Your iliotibial band is a fibrous band of tissue running from the crest of your hip, down to your knee. A muscle near the crest of your hip called the tensor fascia lata attaches to this band to help control movements of your leg. Your iliotibial band passes over the point of your hip and over another bony bump on the outside of your knee called the lateral epicondyle. When the band is too tight, it can become painfully inflamed as it repeatedly rubs over the top of either of these bony projections. Irritation at the bony bump near the knee is called iliotibial band friction syndrome.

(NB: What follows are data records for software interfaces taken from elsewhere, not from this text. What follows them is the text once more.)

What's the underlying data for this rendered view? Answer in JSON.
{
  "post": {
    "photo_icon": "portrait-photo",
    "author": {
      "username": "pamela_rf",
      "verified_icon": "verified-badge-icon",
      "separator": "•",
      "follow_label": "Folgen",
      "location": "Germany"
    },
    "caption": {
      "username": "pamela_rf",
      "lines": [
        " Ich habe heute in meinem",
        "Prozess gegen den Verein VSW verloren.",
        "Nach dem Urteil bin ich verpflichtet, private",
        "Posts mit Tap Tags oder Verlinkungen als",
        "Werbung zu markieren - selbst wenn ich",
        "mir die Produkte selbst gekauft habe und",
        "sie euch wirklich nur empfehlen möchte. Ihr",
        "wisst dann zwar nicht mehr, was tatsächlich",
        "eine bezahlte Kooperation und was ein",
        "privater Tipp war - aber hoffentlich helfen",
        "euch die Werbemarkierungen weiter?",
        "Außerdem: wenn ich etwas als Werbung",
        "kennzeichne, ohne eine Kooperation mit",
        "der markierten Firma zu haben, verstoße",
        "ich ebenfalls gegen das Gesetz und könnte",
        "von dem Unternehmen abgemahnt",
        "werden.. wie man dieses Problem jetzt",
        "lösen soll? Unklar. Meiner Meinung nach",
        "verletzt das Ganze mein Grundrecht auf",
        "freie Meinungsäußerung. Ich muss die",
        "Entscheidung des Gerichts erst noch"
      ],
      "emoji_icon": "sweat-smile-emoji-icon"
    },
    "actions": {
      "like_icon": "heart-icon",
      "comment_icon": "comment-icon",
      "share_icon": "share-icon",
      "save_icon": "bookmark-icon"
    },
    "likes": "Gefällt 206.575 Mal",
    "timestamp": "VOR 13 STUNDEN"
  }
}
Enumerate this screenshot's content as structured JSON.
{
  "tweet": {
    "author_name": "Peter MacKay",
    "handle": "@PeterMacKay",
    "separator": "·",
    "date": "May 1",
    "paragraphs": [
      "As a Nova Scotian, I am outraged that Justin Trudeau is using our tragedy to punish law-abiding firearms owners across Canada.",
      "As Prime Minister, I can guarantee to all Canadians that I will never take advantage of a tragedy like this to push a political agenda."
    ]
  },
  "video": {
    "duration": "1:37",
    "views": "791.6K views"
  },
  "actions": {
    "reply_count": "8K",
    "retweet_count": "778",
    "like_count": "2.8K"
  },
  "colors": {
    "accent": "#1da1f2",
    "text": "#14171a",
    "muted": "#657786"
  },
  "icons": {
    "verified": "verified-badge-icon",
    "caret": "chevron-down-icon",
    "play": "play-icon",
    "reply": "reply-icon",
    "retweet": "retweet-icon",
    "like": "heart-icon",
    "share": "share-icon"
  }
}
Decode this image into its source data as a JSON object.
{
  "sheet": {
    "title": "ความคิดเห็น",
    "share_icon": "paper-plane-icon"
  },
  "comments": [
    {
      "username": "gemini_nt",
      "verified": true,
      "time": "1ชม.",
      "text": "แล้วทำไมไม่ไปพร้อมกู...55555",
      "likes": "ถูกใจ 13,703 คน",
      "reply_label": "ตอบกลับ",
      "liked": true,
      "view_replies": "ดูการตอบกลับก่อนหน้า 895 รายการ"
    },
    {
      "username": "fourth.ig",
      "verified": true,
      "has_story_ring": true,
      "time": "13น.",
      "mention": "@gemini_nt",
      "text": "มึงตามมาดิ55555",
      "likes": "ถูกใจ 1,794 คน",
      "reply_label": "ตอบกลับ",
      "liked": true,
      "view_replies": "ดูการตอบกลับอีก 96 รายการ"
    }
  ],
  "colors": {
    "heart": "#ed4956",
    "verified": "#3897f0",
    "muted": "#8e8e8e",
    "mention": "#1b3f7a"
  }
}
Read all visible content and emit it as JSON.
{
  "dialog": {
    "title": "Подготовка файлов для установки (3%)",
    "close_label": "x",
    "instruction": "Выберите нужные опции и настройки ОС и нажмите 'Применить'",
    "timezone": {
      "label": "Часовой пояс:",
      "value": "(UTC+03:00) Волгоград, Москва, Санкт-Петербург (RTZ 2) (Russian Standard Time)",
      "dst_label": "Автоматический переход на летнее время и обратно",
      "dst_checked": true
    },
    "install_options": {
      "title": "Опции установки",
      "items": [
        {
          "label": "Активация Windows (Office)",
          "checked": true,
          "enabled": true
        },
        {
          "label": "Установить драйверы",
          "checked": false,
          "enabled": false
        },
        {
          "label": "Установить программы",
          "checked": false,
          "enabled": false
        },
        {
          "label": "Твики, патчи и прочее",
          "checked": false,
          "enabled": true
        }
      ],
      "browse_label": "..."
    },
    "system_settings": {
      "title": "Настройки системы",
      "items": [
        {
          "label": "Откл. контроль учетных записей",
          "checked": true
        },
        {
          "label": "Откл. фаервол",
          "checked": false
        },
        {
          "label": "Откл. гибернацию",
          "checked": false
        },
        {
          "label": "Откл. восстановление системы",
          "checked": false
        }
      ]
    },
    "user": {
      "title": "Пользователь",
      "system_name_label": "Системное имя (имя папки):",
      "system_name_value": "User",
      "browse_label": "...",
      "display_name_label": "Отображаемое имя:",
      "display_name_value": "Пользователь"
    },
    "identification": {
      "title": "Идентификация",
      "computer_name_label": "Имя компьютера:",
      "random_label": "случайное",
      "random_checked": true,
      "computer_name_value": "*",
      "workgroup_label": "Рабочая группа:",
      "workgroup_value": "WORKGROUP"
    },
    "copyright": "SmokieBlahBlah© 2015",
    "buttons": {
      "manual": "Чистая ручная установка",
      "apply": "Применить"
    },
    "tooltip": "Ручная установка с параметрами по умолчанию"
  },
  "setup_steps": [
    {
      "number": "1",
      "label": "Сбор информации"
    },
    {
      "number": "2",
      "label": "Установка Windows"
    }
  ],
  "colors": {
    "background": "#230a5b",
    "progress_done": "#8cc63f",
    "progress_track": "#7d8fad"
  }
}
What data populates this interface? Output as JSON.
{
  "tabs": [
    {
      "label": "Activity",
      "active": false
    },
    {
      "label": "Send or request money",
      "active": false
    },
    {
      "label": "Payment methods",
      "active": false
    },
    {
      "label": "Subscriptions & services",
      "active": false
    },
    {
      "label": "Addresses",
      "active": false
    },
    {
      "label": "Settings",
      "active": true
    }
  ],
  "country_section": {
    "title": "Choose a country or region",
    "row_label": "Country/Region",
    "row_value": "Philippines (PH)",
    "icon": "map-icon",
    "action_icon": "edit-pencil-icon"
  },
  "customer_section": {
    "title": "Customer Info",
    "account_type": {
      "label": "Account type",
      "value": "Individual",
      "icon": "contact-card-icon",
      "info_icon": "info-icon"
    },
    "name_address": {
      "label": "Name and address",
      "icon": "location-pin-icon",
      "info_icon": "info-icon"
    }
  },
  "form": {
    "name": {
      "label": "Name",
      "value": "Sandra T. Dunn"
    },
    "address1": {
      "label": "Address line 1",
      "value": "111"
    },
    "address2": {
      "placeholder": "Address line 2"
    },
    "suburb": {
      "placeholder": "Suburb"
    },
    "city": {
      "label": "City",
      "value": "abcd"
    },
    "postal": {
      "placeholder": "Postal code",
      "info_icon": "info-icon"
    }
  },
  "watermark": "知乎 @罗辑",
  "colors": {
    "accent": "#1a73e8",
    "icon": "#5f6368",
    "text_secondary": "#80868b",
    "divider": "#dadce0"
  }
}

The condition usually presents as pain on the outside of your knee that becomes worse with repetitive knee flexion or extension. This condition is the leading cause of lateral knee pain in runners, especially slower “joggers.” The pain usually develops 10-15 minutes into the workout. You may sometimes feel or hear a click during movement. Symptoms usually ease at rest. Running on slick “wintry” surfaces may aggravate the condition. Excessively worn running shoes may be a culprit. With a proper diagnosis, conservative care like the kind provided at this office is effective at managing your iliotibial band syndrome.
Credit: Information on this page provided by ChiroUp.